Utility Owes Aeration to Improved DO Measurements
The 7.5-mgd Main Street Water Reclamation Facility of Gainesville Regional Utilities (GRU) in north central Florida was built in 1930. The older, 100-hp surface aerators in its two aerobic digesters were impeded often during startup by solids concentration. However, running the aerators constantly consumed massive amounts of power and could over-aerate and kill the microorganisms.
Operators needed in-tank DO measurements to maximize aeration efficiency and maintain 28 to 33% reduction in solids. Yet, the traditional membrane-type DO sensors they used required replacement about every two months. Between sensor replacements, operators were cleaning and recalibrating sensors once a week. Concern over accuracy precluded use of DO input to the plant SCADA system to automatically control aeration.
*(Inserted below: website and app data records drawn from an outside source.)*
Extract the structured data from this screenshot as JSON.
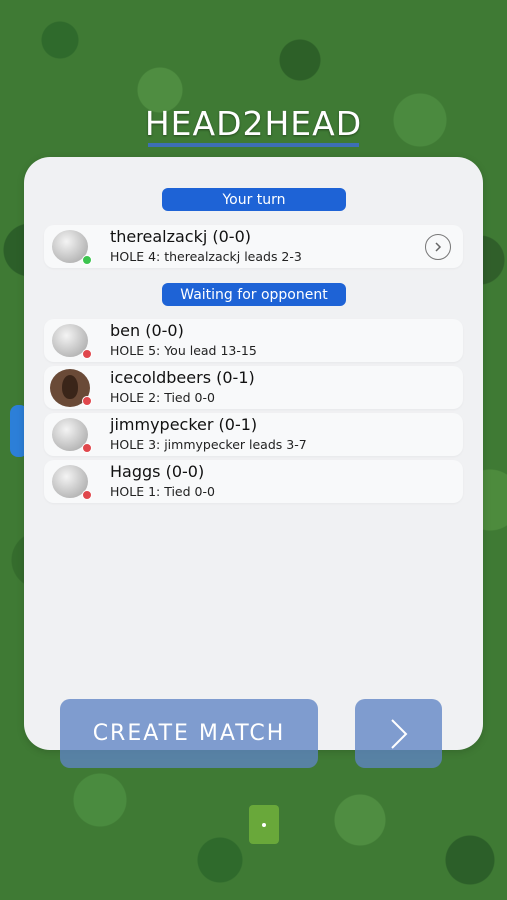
{
  "title": "HEAD2HEAD",
  "sections": {
    "your_turn_label": "Your turn",
    "waiting_label": "Waiting for opponent"
  },
  "your_turn": [
    {
      "name": "therealzackj (0-0)",
      "detail": "HOLE 4: therealzackj leads 2-3",
      "avatar": "golf-ball",
      "status": "online",
      "status_color": "#3cc44f"
    }
  ],
  "waiting": [
    {
      "name": "ben (0-0)",
      "detail": "HOLE 5: You lead 13-15",
      "avatar": "golf-ball",
      "status": "offline",
      "status_color": "#e0474c"
    },
    {
      "name": "icecoldbeers (0-1)",
      "detail": "HOLE 2: Tied 0-0",
      "avatar": "user-photo",
      "status": "offline",
      "status_color": "#e0474c"
    },
    {
      "name": "jimmypecker (0-1)",
      "detail": "HOLE 3: jimmypecker leads 3-7",
      "avatar": "golf-ball",
      "status": "offline",
      "status_color": "#e0474c"
    },
    {
      "name": "Haggs (0-0)",
      "detail": "HOLE 1: Tied 0-0",
      "avatar": "golf-ball",
      "status": "offline",
      "status_color": "#e0474c"
    }
  ],
  "buttons": {
    "create_match": "CREATE  MATCH",
    "next_icon": "chevron-right-icon"
  },
  "colors": {
    "accent": "#1e63d6",
    "button": "#5f84c4",
    "panel": "#f0f1f3",
    "grass": "#3f7a34"
  }
}
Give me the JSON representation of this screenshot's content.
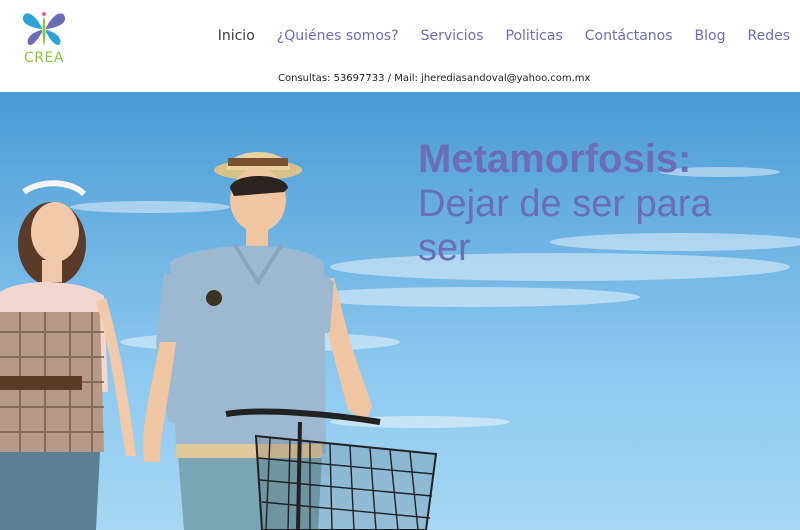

A new solution
In May 2003, GRU began testing a Hach LDO dissolved oxygen probe in one of the
digesters. The probe applies a luminescence technique in which excited luminescent material in the probe sensor emits light as it relaxes at a rate proportional to oxygen concentration.
Performance of the probe pleasantly surprised the GRU staff: Its readings consistently compared well to a handheld DO meter, and it relieved operators of maintenance chores required by the membrane-type sensors. A month later, GRU installed a second LDO probe in the second digester.
Soon after, GRU installed similar LDO probes in the three aeration basins at the Main Street plant and two basins at its second 14.9-mgd Kanapaha plant. There, aeration basin DO readings typically measured 2 to 2.5 ppm or more. Operators found the probes were more accurate than the previously used membrane-type sensors—and that a set point of 1.2 ppm was adequate for proper aeration.
According to GRU Director of Water Reclamation Facilities James Hope, the probes have presented no operational or maintenance issues in 21 months of service. Operators have been able to reduce the amount of power needed to maintain healthy microorganism populations. They also have enough confidence in DO measurements to send them to a PID control loop to run the aeration process around DO set points. With reduced maintenance and automated control, GRU did not need to replace four operators who left the utility through attrition.
Hope reported that GRU has saved labor previously spent in weekly sensor calibration, saved the cost of bimonthly membrane replacement, reduced salaries and reduced electricity consumption thanks to automated control—all for a total annual savings exceeding $350,000.
In 2004, GRU installed a 1.5-mgd, 1,000-hp nitrification carrousel at the Kanapaha facility, accompanied by LDO probes to control oxygenation. Total electric use for the expanded plant and the Main Street plant in fiscal 2003-2004 came in more than $127,000 under budget.
Hope was quick to give credit to the LDO probes, "The bottom line tells the story. Our improved DO monitoring program is key to our effective, efficient operation."